The Big Picture
- Thanksgiving will be a bloody and bonkers R-rated movie released in theaters, similar in style to Cabin Fever and Hostel.
- The film aims to surprise audiences and exceed expectations by hitting them in unexpected ways, going beyond what was shown in the original fake trailer.
- The decision to finally make Thanksgiving was delayed by rights issues and the pandemic, but the script has been developed to be a reboot of the original offensive movie concept.
Fifteen years after the fake trailer first appeared in Grindhouse horror aficionado Eli Roth is finally turning Thanksgiving into a feature-length movie. During a recent interview with Collider’s Christina Radish for his upcoming animated YA horror series Fright Krewe, Roth was also able to share some delicious morsels about his upcoming feast of a film. With its origins in Grindhouse filled with gruesome decapitations and a truly brutal trampoline scene, naturally, Radish had to ask what kind of gore level we can expect from Thanksgiving. Roth explained that while it won’t be quite as bloody as something like last year’s Terrifier 2 which had audiences throwing up in the aisles, it’ll be somewhere along the lines of his previous projects like Cabin In the Woods and Hostel. He explained:
“I wouldn’t say it’s as far as Terrifier 2. It’s much more in the Cabin Fever and Hostel vein, where it’s an R-rated movie that’s being released in movie theaters by a mainstream studio, but it’s still totally bonkers. I want everyone screaming and going, ‘Oh, my God, I can’t believe they did that.’ It’s that kind of movie, but it’s also not gonna be in the way you’d expect. You want to outdo what you did in the fake trailer, but hit people in ways that they don’t see coming.
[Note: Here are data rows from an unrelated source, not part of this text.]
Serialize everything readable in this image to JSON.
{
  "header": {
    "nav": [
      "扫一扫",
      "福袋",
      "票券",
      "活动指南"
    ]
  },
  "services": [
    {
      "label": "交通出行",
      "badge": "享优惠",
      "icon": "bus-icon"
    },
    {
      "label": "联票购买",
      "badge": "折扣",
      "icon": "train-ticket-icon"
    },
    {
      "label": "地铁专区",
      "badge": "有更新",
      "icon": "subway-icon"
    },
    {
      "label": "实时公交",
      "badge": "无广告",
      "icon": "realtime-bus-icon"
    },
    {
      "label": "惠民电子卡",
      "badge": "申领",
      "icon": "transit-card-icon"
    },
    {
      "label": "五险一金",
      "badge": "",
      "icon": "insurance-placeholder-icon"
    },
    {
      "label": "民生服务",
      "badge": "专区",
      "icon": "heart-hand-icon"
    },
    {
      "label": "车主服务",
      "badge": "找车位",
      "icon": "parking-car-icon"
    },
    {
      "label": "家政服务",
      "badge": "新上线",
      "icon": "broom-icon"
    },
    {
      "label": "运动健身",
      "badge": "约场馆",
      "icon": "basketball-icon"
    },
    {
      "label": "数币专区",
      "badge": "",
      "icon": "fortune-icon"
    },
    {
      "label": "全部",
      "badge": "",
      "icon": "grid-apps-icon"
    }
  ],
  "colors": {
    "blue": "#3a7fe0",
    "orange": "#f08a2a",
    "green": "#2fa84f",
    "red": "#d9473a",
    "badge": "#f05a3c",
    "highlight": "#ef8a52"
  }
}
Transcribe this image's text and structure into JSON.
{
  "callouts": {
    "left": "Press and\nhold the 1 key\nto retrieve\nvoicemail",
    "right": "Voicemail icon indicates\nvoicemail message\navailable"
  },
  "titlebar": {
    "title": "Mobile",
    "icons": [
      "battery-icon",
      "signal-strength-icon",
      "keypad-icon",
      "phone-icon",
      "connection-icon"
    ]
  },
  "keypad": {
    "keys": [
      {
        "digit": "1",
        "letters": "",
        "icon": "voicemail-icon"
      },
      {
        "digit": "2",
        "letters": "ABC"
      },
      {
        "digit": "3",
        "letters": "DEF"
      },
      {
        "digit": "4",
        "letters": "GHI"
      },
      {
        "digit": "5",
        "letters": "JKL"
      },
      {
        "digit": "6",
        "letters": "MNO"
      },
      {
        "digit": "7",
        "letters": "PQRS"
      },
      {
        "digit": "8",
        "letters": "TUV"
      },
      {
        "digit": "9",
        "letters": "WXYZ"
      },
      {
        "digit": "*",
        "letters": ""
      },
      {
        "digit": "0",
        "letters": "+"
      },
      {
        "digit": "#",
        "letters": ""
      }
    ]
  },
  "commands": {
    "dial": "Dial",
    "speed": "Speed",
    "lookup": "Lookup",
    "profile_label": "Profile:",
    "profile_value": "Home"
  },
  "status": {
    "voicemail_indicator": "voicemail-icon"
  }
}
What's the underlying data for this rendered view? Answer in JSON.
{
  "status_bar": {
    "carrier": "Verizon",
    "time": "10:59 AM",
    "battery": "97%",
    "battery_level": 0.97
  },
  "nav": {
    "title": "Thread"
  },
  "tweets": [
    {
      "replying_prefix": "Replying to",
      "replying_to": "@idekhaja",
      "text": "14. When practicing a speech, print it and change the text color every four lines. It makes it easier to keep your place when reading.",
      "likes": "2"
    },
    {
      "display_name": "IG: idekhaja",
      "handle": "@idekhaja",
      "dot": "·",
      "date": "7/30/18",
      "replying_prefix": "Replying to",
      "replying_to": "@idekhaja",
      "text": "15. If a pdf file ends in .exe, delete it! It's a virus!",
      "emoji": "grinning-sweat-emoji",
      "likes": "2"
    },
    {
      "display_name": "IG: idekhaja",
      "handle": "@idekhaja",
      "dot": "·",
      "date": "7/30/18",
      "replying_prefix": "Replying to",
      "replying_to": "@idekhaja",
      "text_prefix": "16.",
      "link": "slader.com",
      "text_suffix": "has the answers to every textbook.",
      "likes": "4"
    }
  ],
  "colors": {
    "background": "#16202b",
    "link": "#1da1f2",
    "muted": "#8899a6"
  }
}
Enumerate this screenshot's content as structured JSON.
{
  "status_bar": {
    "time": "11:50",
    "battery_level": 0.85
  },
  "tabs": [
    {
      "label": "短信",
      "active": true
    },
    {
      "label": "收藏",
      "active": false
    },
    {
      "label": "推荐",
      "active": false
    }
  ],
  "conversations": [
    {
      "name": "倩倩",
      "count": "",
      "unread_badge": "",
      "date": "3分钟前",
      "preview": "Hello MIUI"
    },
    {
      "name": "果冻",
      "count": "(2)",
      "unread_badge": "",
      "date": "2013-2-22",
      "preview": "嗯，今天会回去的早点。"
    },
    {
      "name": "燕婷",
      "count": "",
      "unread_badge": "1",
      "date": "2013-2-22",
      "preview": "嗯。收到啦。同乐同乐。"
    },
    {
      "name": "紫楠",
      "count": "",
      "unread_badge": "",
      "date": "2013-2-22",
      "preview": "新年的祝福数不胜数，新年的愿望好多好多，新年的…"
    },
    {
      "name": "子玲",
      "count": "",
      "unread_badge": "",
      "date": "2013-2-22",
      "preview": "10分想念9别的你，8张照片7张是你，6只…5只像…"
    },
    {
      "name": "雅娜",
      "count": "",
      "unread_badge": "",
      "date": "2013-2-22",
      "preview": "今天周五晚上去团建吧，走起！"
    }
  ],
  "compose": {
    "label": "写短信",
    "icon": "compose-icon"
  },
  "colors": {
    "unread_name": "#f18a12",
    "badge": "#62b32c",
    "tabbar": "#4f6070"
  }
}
That’s the trick.”
The teaser trailer, released earlier this month, honors some of the classic imagery from that first trailer with unsettling turkey dinners, familiar holiday mascots, and an ominous homage to that trampoline scene — if you know, you know. But as Roth explains, he won’t be simply retreading the same ground, he plans to keep fans on our toes when the movie finally hits the big screen, saying: “Because it’s based on a fake trailer, I have to live up to the expectations, but I can’t just recreate what I did before because then, weirdly, it becomes boring. So, you have to surprise people in ways that they don’t see coming.”
Why Did It Take 15 Years for ‘Thanksgiving’ to Become a Real Movie?
Thanksgiving isn’t the first film made out of one of the fake trailers featured in Grindhouse Robert Rodriguez has made an entire franchise of beloved films out of his Machete trailer with the first film hitting screens back in 2010. And Jason Eisener brought Hobo With a Shotgun to life just a year later in 2011. When Radish asked Roth why now is the right time for Thanksgiving as opposed to even five years ago, he explained that they’ve been trying to make the movie for quite some time but were held up by rights issues and the pandemic. He also explained that they wanted to make sure the script was actually worth making before they went into production. “We tried to do it. There were rights issues, and then the pandemic hit,” Roth explained, “We were trying to get the script right. For years, I was just connecting the dots between the trailer, and then I was like, ‘Am I just filming the scenes in between what I already did before it?'”
Luckily, Roth’s co-writer Jeff Rendell had some words of wisdom for Roth that allowed him to finally put the pieces together in a way that was worthy of the big screen. He told Collider:
“The big revelation was, he said, ‘I have to just pretend that Thanksgiving 1980 exists and that it was so offensive that every print was destroyed, and the only thing that survived was the trailer. This is the reboot of what that movie was. Every copy of the script was burned. Every print was burned. The only thing that survived was that one trailer, on the darkest corners of the internet. So, we have to make a movie based on that. This is the reboot of what that was.’ That freed me up creatively to go, ‘I can use a couple of my favorite things in the trailer, but I don’t have to worry about recreating the trailer.’ That trailer was for a movie where every print was destroyed. Now, this is gonna be its own thing.”
Thanksgiving hits the big screen on November 17 and you can watch the first teaser trailer for it right now. In the meantime, stay tuned at Collider for future updates and don’t miss the rest of Radish’s conversation with Roth.